Label: white label
Year of Release: 1999
Given how much critics love to create "scenes" - and we're not talking about the kind of "scene" where they go into a cake shop and loudly accuse the man on the till of selling stale doughnuts, no, we're talking about music "scenes" here - it's somewhat surprising how many of them missed the trick of spotting a particular nineties trend. Following the arrival of Tindersticks into John Peel's Festive Fifty, a whole host of other bands with diverse instrumentation which would have made ELO look lo-fi trickled through the decade, their thoughtful brand of widescreen, cinematic pop almost acting as a counter-balance to the cartoonish brashness of Britpop. Besides Tindersticks themselves were Divine Comedy, the criminally under-rated Jack, My Life Story, and this lot, who gained considerably less attention than their conceptual cohorts.
Possibly more than any of the other bands, an awkward, almost Tom Waits inspired artiness is apparent in Bedlam Opera's output, which is particularly obvious on one side of the double A-side here. "Effervescent Architecture" is a manic, wide-eyed six minute surreal sea shanty which is actually probably my least favourite side. Far better to my ears is its companion, the rather delicate and melodramatic "When It's So Familiar", with its despondent keyboard lines, hollering vocals and sudden, hanging ending (is that what the morbid sleeve is referring to?) It's a piece of work you could imagine Scott Walker nodding approvingly to.

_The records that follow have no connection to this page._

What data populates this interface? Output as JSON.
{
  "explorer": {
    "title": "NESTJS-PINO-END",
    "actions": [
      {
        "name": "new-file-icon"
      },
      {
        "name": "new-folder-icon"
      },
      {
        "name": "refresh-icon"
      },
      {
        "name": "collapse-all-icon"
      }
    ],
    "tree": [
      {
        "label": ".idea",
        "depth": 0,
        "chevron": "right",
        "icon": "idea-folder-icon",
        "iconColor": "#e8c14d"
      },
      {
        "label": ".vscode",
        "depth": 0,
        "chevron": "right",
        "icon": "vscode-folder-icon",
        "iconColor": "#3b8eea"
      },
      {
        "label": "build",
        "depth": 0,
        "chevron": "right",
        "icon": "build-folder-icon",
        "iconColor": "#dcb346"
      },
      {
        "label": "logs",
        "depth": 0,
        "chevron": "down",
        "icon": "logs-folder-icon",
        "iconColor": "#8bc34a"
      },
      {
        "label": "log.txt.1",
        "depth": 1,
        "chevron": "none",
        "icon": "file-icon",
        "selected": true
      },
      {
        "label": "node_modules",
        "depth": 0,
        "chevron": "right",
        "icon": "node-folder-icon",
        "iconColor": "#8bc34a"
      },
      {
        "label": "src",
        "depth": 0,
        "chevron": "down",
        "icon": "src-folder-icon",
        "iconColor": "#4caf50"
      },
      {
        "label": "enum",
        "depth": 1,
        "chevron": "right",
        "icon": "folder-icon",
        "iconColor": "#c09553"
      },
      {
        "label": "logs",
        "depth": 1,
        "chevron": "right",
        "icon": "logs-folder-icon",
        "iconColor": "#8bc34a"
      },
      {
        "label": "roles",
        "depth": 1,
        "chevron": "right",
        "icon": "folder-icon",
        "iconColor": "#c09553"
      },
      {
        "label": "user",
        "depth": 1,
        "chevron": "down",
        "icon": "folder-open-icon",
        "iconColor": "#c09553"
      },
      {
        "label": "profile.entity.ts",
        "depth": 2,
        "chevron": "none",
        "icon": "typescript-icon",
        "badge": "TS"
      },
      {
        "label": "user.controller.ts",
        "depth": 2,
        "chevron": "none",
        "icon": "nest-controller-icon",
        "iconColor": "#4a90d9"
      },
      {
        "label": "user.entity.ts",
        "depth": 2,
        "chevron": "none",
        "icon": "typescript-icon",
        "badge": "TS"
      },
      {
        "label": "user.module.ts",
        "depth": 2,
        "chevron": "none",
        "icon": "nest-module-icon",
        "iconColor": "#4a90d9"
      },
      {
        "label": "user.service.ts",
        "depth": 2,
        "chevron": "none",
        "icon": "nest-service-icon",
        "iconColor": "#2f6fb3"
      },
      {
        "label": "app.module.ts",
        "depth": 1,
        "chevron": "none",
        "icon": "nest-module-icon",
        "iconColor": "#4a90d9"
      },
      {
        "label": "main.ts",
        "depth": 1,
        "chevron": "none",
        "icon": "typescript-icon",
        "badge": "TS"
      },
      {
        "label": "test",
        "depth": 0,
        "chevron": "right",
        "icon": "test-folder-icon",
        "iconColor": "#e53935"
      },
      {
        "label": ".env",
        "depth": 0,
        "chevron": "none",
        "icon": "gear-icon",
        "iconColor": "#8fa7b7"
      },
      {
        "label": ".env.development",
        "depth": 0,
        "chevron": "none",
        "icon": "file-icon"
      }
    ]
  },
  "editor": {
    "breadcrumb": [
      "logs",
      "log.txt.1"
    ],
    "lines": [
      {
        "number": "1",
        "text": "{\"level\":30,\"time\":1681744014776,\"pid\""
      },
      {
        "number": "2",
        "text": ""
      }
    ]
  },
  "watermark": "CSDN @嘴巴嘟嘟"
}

Whilst this single never got an official release as such, the personnel in Bedlam Opera did go off to do other notable things. Joe Murphy formed Sergeant Buzfuz, whose marvellous "High Slang" album was released last year to strong reviews and plentiful evening radio play (I notice that one optimistic soul has placed this single on e-bay as a "Buzfuz rarity"). Chris T-T was briefly a member of the band before going solo and releasing a string of critically acclaimed and cultishly successful albums (he does not, however, feature on this recording). Lead singer MJB is now a poet who has worked with the likes of Sean Bonney. And even if any of what I've said means absolutely nothing to you, rest assured it's not a bad strike rate for one London group, even if they probably did have the unfair advantage of having considerably more members than most London bands, therefore an increased likelihood of having an impressive alumni.
I'm rather sad to report that the keyboard player on this track Matt Cole died in a road accident back in 2005 - I knew him personally, and whilst he never did say anything about it to me, I'm sure he'd have liked this single to have been heard by a few more people. There's also a whole unissued album "in the can" somewhere.